You’ve developed strong positioning that places you firmly in the hearts and minds of customers – check.
You’ve built out your brand architecture by capturing the core elements of your company
and have identified how these can be expressed to deliver the most value – check.
What next? How do you take these key findings from stagnant words on a page to bring your brand to life?
We call this brand activation.
Brand activation has two components.
The first is internal activation. This is about how you will bring the company’s message to life throughout the organisation.
The second is external activation. This is about how you will bring your company’s message to life out into the world. This is usually where your marketing sits.
Put simply, activation is the action steps a business needs to take in order to implement the brand strategy. It’s a step by step road map that is allocated to members of the team to execute.
Activation plans are customised to each business based on the brand objectives and individual strategies, but to give you an example – here are some of the items you might want to include in your brand activation plan.
Great brands start on the inside out.

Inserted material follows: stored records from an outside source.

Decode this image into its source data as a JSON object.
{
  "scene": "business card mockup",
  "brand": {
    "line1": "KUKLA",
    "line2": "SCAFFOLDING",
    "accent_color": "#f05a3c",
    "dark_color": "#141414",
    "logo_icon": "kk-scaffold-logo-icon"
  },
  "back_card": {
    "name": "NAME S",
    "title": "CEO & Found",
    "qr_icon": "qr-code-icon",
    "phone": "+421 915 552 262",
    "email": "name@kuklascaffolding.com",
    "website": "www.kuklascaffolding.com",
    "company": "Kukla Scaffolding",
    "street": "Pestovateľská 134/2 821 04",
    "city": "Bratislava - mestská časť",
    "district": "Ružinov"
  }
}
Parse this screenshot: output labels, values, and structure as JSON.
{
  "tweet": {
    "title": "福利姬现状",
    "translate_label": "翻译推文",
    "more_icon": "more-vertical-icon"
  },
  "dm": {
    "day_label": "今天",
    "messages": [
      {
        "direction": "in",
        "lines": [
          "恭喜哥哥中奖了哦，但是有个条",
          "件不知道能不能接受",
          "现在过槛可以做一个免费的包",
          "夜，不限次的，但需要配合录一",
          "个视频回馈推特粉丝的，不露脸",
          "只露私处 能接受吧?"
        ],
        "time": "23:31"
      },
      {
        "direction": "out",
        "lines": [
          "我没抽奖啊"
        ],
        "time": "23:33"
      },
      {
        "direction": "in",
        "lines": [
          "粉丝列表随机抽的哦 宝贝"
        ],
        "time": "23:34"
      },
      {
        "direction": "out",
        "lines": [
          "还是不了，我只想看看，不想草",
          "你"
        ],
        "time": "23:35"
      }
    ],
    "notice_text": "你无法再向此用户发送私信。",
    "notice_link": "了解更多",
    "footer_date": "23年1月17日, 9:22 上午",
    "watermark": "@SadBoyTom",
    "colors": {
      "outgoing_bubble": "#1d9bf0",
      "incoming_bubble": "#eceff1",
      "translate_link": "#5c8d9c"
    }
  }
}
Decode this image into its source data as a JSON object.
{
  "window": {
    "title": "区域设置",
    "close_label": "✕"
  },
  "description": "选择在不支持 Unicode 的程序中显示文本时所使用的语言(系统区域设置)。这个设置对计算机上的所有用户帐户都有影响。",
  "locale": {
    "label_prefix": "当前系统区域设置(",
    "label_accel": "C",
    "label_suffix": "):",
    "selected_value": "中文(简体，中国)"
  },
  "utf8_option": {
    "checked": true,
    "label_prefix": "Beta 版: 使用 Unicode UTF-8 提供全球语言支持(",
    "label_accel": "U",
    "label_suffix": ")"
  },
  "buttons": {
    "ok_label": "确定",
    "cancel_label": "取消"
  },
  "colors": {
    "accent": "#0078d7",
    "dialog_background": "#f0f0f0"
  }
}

The more your brand is embraced internally, the more successful it will be externally.
Here are some of the steps you can take to activate your brand in house.
Establish clear and ongoing goals for the brand
In HR and hiring
Develop an employee handbook that outlines the company’s brand strategy. This would include the company’s vision, reason for being, employee value propositions, culture and how everyone can contribute to the greater good by being part of the organisation. This will be integral for onboarding and will help managers hire talent who are good culture fits with the brand.
Purpose, values and culture
If you don’t already have one, it’s a great idea to develop a framework that ensures your company remains on purpose, living up to your company values and maintaining your culture to the highest standards. Companies that do that not only have higher levels of employee engagement, but these values are also felt out in the market place.
External Brand Standards
It can be handy to develop an External Brand Standards document that also aligns with your culture, extends on your brand values and clearly outlines what is important to you when dealing with key stakeholders, suppliers and contractors in order to maintain the highest levels of brand reputation by extension.
Full team integration
Once you’re ready to press play on your branding, it’s important to get all team members across the new narrative – ways you can do this are…
- A team presentation
- A handout to outline the company’s full brand and communication strategy, how it will be implemented, and the team’s role in it (individually and departmental), including employee value propositions and benefits of being part of the company.
- A team-building activity for brand integration
How much or little your brand is embraced starts at the top. Regular think tanks or meetings should be held with the leadership team to develop ongoing ways the brand can be embraced and expressed company-wide.
All communications to reflect the new narrative. Create a list of internal communication items that might need to be changed due to your new brand strategy. This could be things such as email signatures, forms, documents and letterheads – or even things like sales scripts or customer greetings. Every touchpoint is an opportunity to optimise your message and add brand value.
External activation is the brand marketing and communication activities required to get your message out to the world. The goal is to build as large a footprint as you can by using general marketing and digital strategy across the board. This will vary from business to business but some of your external communication touchpoints could range from the following…
Update your existing marketing and advertising plan
You may currently have a great plan in place that just needs optimising with the new elements of your brand for stronger targeting, messaging and overall strategy. If that’s the case, then this is a great place to start.
Using elements of your positioning and brand architecture, develop your brand narrative and roll it out across…
- Your website
- Social media profiles and bios
- Any other digital touchpoints
Establish three to four core content pillars that branch off your brand narrative that address the needs of your core audience, then design a content marketing plan around it.
Products and services
Ensure the descriptions of your core products and services are up to date and align with your new branding
Establish a list and then roll out your updated brand / messaging across all physical marketing collateral, including broachers, business cards, signage etc…
Building new relationships
Look at who is part of your wider community and establish key relationships or joint ventures. For example, a company who’s targeting millennials with a wellbeing product or service may want to link up with mental health charities, events such as Wanderlust, retreat based organisations or even wholefood stores.
Other areas of marketing you can rollout your brand to may include email marketing, lead captures, referral marketing, customer loyalty schemes, testimonials, PR and good old fashioned paid advertising.
Part of your external activation may start with establishing a new marketing and communication plan based on your new brand strategy and goals. Remember, this is the road map of how you can bring your brand to life.
Many businesses write their brand strategy and then leave it on the shelf, missing out on vital opportunities to establish strong relationships that take people from prospects to life-long customers.
Without a solid brand activation plan that looks at all aspects inside and outside of your business, you don’t have a brand strategy. Activation is what brings you brand to life and into the hearts of customers.